I wrote a book two years ago, and queried your company for representation. It got as far as a partial request, but the novel was turned down. Several other queries were sent out to the agencies that I thought would best fit myself and my writing style over the next year, but all got no farther than the partial request, and were eventually rejected. The book was later rewritten, and got a full manuscript request and an offer from a New York house. I would like to use this opportunity to get an agent and of course have the agent negotiate on my behalf. I really like some of the agents who have rejected the work, so would it be okay to requery them even though they rejected the partial, and if I do should I mention the previous version?
I say go for it. With an offer in hand you are in the driver’s seat more than ever. What’s the worst that can happen? These agents say “no” again? You’ve got an offer from a publisher, you can easily get over that rejection. If these are agents you really like and feel you could work well with, then I say keep knocking on their doors, with one caveat: Don’t rule out that there are a lot of great agents out there, and in addition to those who may have already rejected you, you should also consider some fresh names on your list.
One of the reasons you might be getting rejected is because you’re not actually the good fit you thought you were. By talking to agents beyond those who’ve already seen your work you are giving yourself a better chance of finding the perfect agent, and not just a great agent.
As for whether or not you should mention that the agents had previously seen the work, honesty is always the best policy. Absolutely let them know. They might figure it out anyway, and it’s better coming from you.

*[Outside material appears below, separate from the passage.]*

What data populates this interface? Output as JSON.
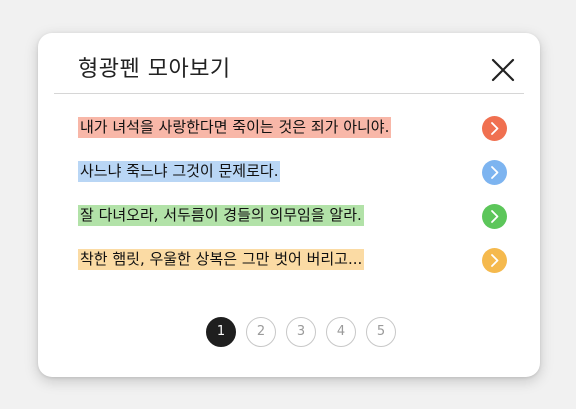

If that means an automatic rejection, it wasn’t meant to be, but if your revisions fix exactly what they thought needed fixing, then you’re in great shape.